by Daveda Gruber:
George Soros has the cash and he’s spending it. The New York billionaire is leading a campaign to reshape the nation’s criminal justice system.
Soros is targeting four of the fifty-six district attorney positions in California that are up for grabs June 5.
With other wealthy liberal donors, Soros is pouring in millions of dollars offering support to would-be prosecutors who favor lower incarceration rates, concentrated efforts on police misconduct and changes in a bail system that they argue discriminates against the poor. Liberal groups are offering support.
Former Los Angeles County District Attorney Steve Cooley said, “These people who want to create their own social policy are not worthy of the office. If they win in San Diego or Sacramento, L.A. is next.”
A deputy public defender in San Diego County, is being financially backed after fighting to keep the accused out of jail. In both Sacramento and Alameda counties, candidates are challenging the incumbents. In Contra Costa County, a district attorney earned the support of a conglomerate of wealthy donors and liberal groups.
Also getting some smaller donations from liberal donors, are five more candidates in Marin, Riverside, San Bernardino, Stanislaus and Yolo counties.

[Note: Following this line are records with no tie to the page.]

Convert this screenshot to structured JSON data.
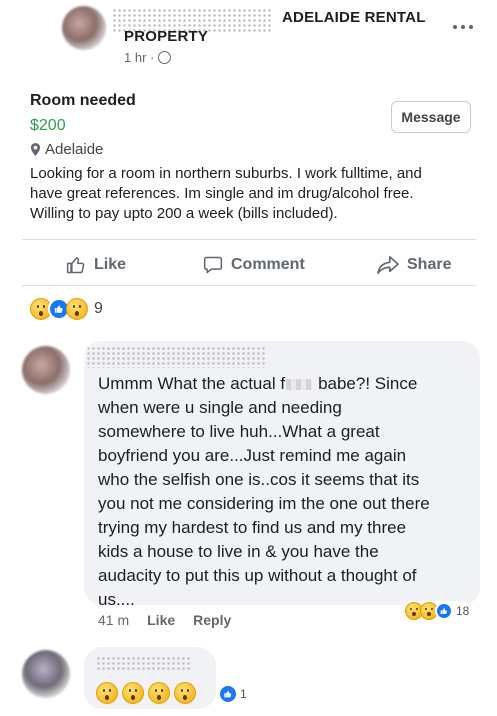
{
  "post": {
    "group_name_line1": "ADELAIDE RENTAL",
    "group_name_line2": "PROPERTY",
    "time": "1 hr ·",
    "title": "Room needed",
    "price": "$200",
    "location": "Adelaide",
    "message_button": "Message",
    "body_line1": "Looking for a room in northern suburbs. I work fulltime, and",
    "body_line2": "have great references. Im single and im drug/alcohol free.",
    "body_line3": "Willing to pay upto 200 a week (bills included).",
    "actions": {
      "like": "Like",
      "comment": "Comment",
      "share": "Share"
    },
    "reaction_count": "9"
  },
  "comment1": {
    "lines": [
      "Ummm What the actual f",
      "when were u single and needing",
      "somewhere to live huh...What a great",
      "boyfriend you are...Just remind me again",
      "who the selfish one is..cos it seems that its",
      "you not me considering im the one out there",
      "trying my  hardest to find us and my three",
      "kids a house to live in & you have the",
      "audacity to put this up without a thought of",
      "us...."
    ],
    "line1_tail": "babe?! Since",
    "time": "41 m",
    "like": "Like",
    "reply": "Reply",
    "reaction_count": "18"
  },
  "comment2": {
    "reaction_count": "1"
  },
  "colors": {
    "price_green": "#2e9e4f",
    "facebook_blue": "#1877f2",
    "bubble_gray": "#f0f2f5"
  }
}
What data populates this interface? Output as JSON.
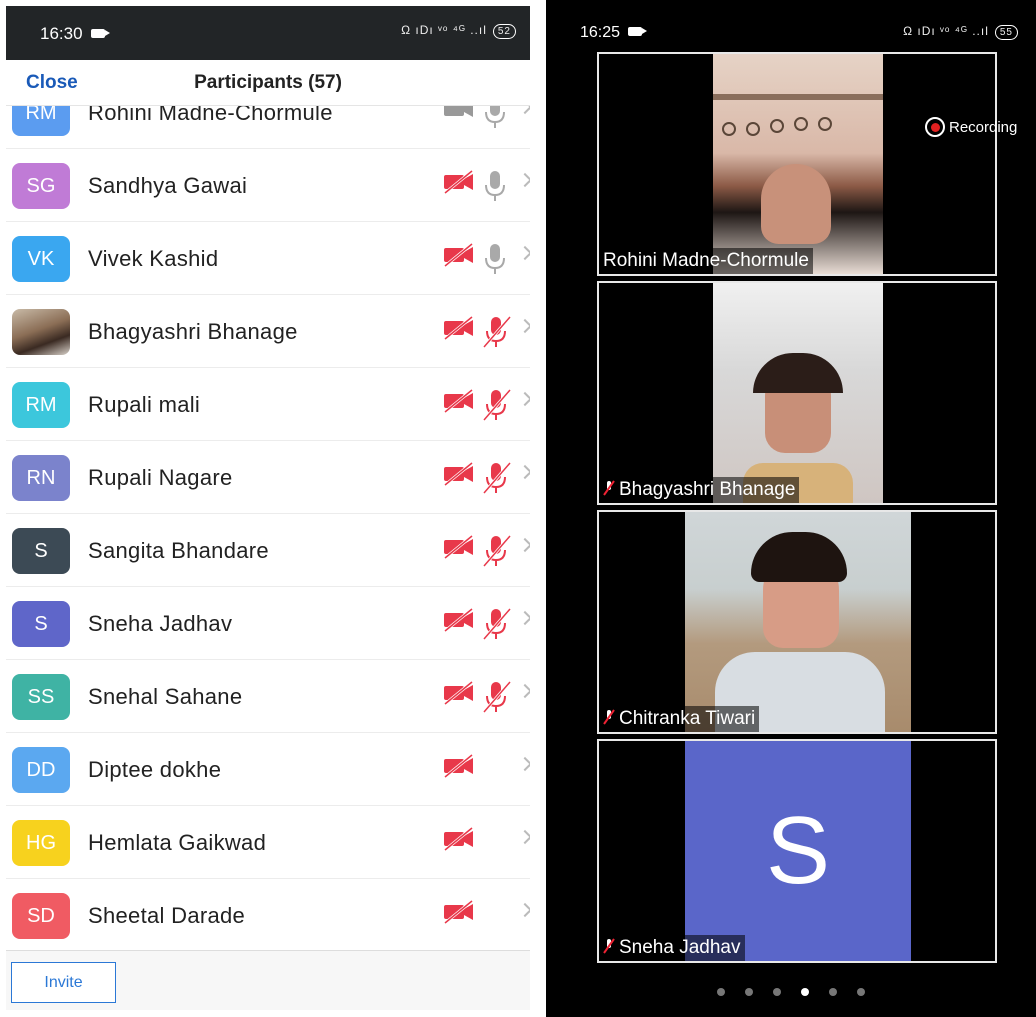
{
  "left_status": {
    "time": "16:30",
    "icons": "Ω ıDı ᵛᵒ ⁴ᴳ ..ıl",
    "battery": "52"
  },
  "right_status": {
    "time": "16:25",
    "icons": "Ω ıDı ᵛᵒ ⁴ᴳ ..ıl",
    "battery": "55"
  },
  "header": {
    "close_label": "Close",
    "title": "Participants (57)"
  },
  "participants": [
    {
      "initials": "RM",
      "name": "Rohini Madne-Chormule",
      "color": "#5b9cf0",
      "cam": "grey",
      "mic": "grey"
    },
    {
      "initials": "SG",
      "name": "Sandhya Gawai",
      "color": "#c07bd6",
      "cam": "off",
      "mic": "on"
    },
    {
      "initials": "VK",
      "name": "Vivek Kashid",
      "color": "#3aa7f0",
      "cam": "off",
      "mic": "on"
    },
    {
      "initials": "",
      "name": "Bhagyashri Bhanage",
      "color": "",
      "cam": "off",
      "mic": "off"
    },
    {
      "initials": "RM",
      "name": "Rupali mali",
      "color": "#3cc7dc",
      "cam": "off",
      "mic": "off"
    },
    {
      "initials": "RN",
      "name": "Rupali Nagare",
      "color": "#7b83cc",
      "cam": "off",
      "mic": "off"
    },
    {
      "initials": "S",
      "name": "Sangita Bhandare",
      "color": "#3c4a55",
      "cam": "off",
      "mic": "off"
    },
    {
      "initials": "S",
      "name": "Sneha Jadhav",
      "color": "#5f66c9",
      "cam": "off",
      "mic": "off"
    },
    {
      "initials": "SS",
      "name": "Snehal Sahane",
      "color": "#3fb3a4",
      "cam": "off",
      "mic": "off"
    },
    {
      "initials": "DD",
      "name": "Diptee dokhe",
      "color": "#5ba8f0",
      "cam": "off",
      "mic": "none"
    },
    {
      "initials": "HG",
      "name": "Hemlata Gaikwad",
      "color": "#f7d21e",
      "cam": "off",
      "mic": "none"
    },
    {
      "initials": "SD",
      "name": "Sheetal Darade",
      "color": "#f05b63",
      "cam": "off",
      "mic": "none"
    }
  ],
  "footer": {
    "invite_label": "Invite"
  },
  "recording_label": "Recording",
  "tiles": [
    {
      "name": "Rohini Madne-Chormule",
      "muted": false,
      "kind": "video1"
    },
    {
      "name": "Bhagyashri Bhanage",
      "muted": true,
      "kind": "video2"
    },
    {
      "name": "Chitranka Tiwari",
      "muted": true,
      "kind": "video3"
    },
    {
      "name": "Sneha Jadhav",
      "muted": true,
      "kind": "avatar",
      "avatar_letter": "S",
      "avatar_color": "#5a66c9"
    }
  ],
  "page_dots": {
    "count": 6,
    "active": 3
  }
}
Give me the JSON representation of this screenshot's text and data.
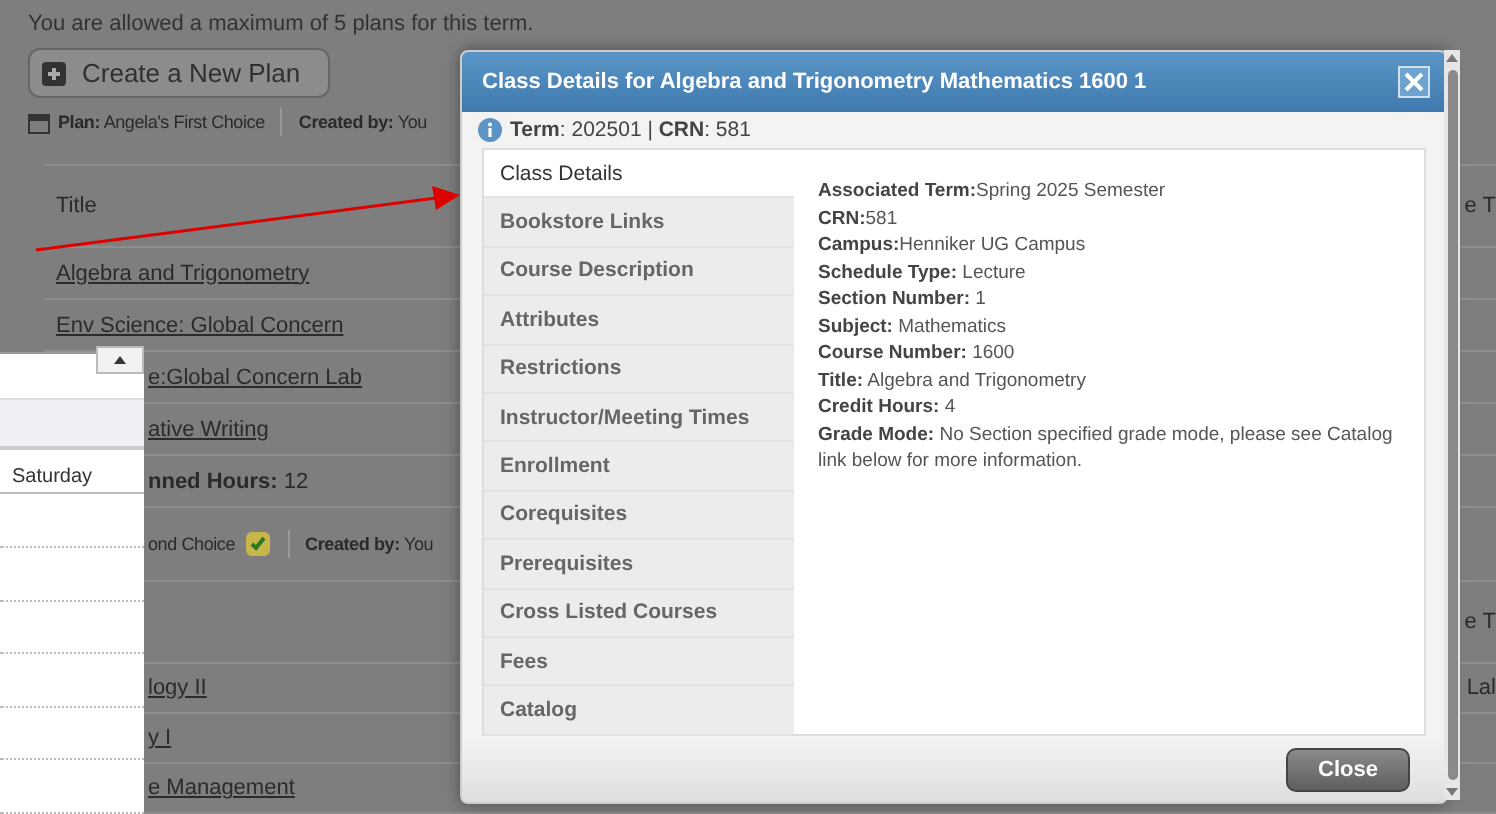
{
  "page": {
    "notice": "You are allowed a maximum of 5 plans for this term.",
    "create_button": "Create a New Plan",
    "plan": {
      "label": "Plan:",
      "name": "Angela's First Choice",
      "created_label": "Created by:",
      "created_value": "You"
    },
    "table": {
      "header": "Title",
      "header_cut": "e T",
      "rows": [
        {
          "text": "Algebra and Trigonometry"
        },
        {
          "text": "Env Science: Global Concern"
        }
      ],
      "covered_rows": [
        {
          "text": "e:Global Concern Lab"
        },
        {
          "text": "ative Writing"
        }
      ]
    },
    "planned_hours": "**nned Hours:** 12",
    "second_plan": {
      "name": "ond Choice",
      "created_label": "Created by:",
      "created_value": "You"
    },
    "second_table": {
      "header_cut": "e T",
      "rows": [
        {
          "text": "logy II",
          "cut": "Lal"
        },
        {
          "text": "y I"
        },
        {
          "text": "e Management"
        }
      ]
    }
  },
  "calendar": {
    "column": "Saturday"
  },
  "dialog": {
    "title": "Class Details for Algebra and Trigonometry Mathematics 1600 1",
    "info": "**Term**: 202501 | **CRN**: 581",
    "tabs": [
      {
        "label": "Class Details",
        "selected": true
      },
      {
        "label": "Bookstore Links",
        "selected": false
      },
      {
        "label": "Course Description",
        "selected": false
      },
      {
        "label": "Attributes",
        "selected": false
      },
      {
        "label": "Restrictions",
        "selected": false
      },
      {
        "label": "Instructor/Meeting Times",
        "selected": false
      },
      {
        "label": "Enrollment",
        "selected": false
      },
      {
        "label": "Corequisites",
        "selected": false
      },
      {
        "label": "Prerequisites",
        "selected": false
      },
      {
        "label": "Cross Listed Courses",
        "selected": false
      },
      {
        "label": "Fees",
        "selected": false
      },
      {
        "label": "Catalog",
        "selected": false
      }
    ],
    "details": [
      "**Associated Term:**Spring 2025 Semester",
      "**CRN:**581",
      "**Campus:**Henniker UG Campus",
      "**Schedule Type:** Lecture",
      "**Section Number:** 1",
      "**Subject:** Mathematics",
      "**Course Number:** 1600",
      "**Title:** Algebra and Trigonometry",
      "**Credit Hours:** 4",
      "**Grade Mode:** No Section specified grade mode, please see Catalog link below for more information."
    ],
    "close_button": "Close"
  }
}
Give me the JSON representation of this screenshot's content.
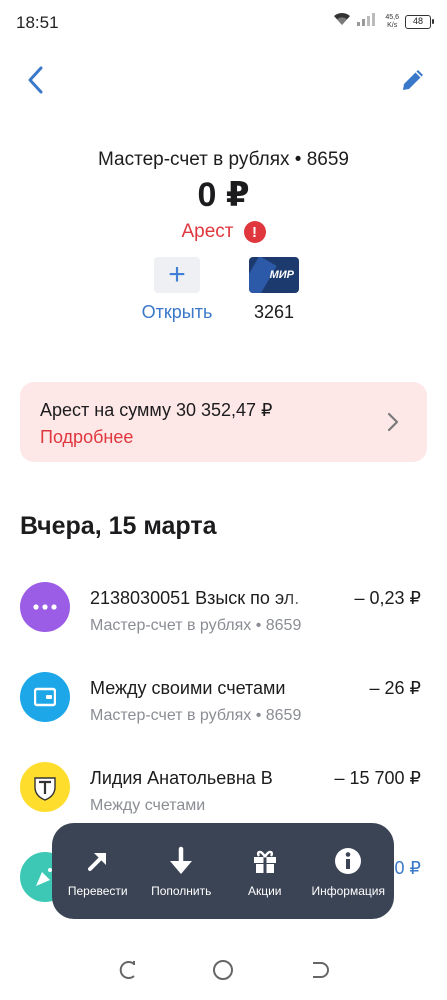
{
  "status_bar": {
    "time": "18:51",
    "net_speed_value": "45,6",
    "net_speed_unit": "K/s",
    "battery": "48"
  },
  "account": {
    "title": "Мастер-счет в рублях • 8659",
    "balance": "0 ₽",
    "status": "Арест",
    "open_label": "Открыть",
    "card_brand": "МИР",
    "card_number": "3261"
  },
  "arrest_banner": {
    "text": "Арест на сумму 30 352,47 ₽",
    "link": "Подробнее"
  },
  "section_title": "Вчера, 15 марта",
  "transactions": [
    {
      "title": "2138030051 Взыск по эл.",
      "subtitle": "Мастер-счет в рублях • 8659",
      "amount": "– 0,23 ₽",
      "avatar_color": "#9b5de5",
      "icon": "more-dots-icon"
    },
    {
      "title": "Между своими счетами",
      "subtitle": "Мастер-счет в рублях • 8659",
      "amount": "– 26 ₽",
      "avatar_color": "#1ea7e8",
      "icon": "wallet-icon"
    },
    {
      "title": "Лидия Анатольевна В",
      "subtitle": "Между счетами",
      "amount": "– 15 700 ₽",
      "avatar_color": "#ffdd2d",
      "icon": "bank-logo-icon"
    },
    {
      "title": "",
      "subtitle": "",
      "amount": "0 ₽",
      "avatar_color": "#3cc8b4",
      "icon": "party-icon"
    }
  ],
  "actions": [
    {
      "label": "Перевести",
      "icon": "arrow-up-right-icon"
    },
    {
      "label": "Пополнить",
      "icon": "arrow-down-icon"
    },
    {
      "label": "Акции",
      "icon": "gift-icon"
    },
    {
      "label": "Информация",
      "icon": "info-icon"
    }
  ],
  "colors": {
    "accent": "#3a78c9",
    "danger": "#e0373e",
    "banner_bg": "#fde7e7",
    "action_bar_bg": "#3b4454"
  }
}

Running in Sacramento County is Noah Phillips who attacked his opponent, who happens to be his boss. Phillips’ boss never charged a police officer who shot a civilian. He admitted that Soros’ team scripted and paid for his ad on television. Fundraising got a boost from Cari Tuna, senior adviser to Bernie Sanders’ presidential campaign.
This is the NWO going out in force with Soros at the helm. He apparently spent over $1.5 million on a political action committee for the San Diego County candidacy Geneviéve Jones-Wright.
Jones-Wright attacked policies “criminalizing poverty” and pledged to form a police misconduct unity.
This week Soros spent nearly $3 million on races for district attorney positions.
The big cash spending and support for liberal groups are crucial for contenders as most elections are limited by the $800 individual contribution limit.
Federal laws allow nonprofit advocacy groups to hide the source of their funding and are required to provide only a summary of their spending.
Most campaigns are struggling for cash and relying on unpaid volunteers.
Career prosecutor Summer Stephan, who is Jones-Wright’s opponent, has not yet matched the money donors spent against her campaign. The $1.1 million support came mostly from police unions and other prosecutors.
Stephan criticized Soros’ backing for her opponent. She declared it a public safety threat.
Jones-Wright dismissed this; saying the funding gives voice to minorities and poor people who are left behind in prosecutor races. At a recent fundraiser she said, “I love it! If he didn’t take an interest in this campaign, it would be an even more uneven playing field.”
District Attorney Nancy O’Malley from Alameda County is up for re-election. She was surprised to see herself on Soros’ target list. She’s a registered Democrat and earned endorsements from U.S. Sen. Kamala Harris, D-Calif., and other organized labor and Democratic groups.
O’Malley is being attacked by the left by Soros PAC accusing her of implementing “racist” stop-and-frisk policies. Her opponent is civil rights lawyer Pamela Price.
Price promises to end these policies and criticized O’Malley for being supported by law enforcement groups.
Appointed district attorney Diana Becton, in Contra Costa County, has the liberals behind her.
Becton was appointed when her predecessor was forced to resign amid a political corruption scandal.
Soros seems to be putting a price on Contra Costa’s public safety.
This is how the swamp keeps getting more murky. Money talks and Soros has a lot of cash to spend.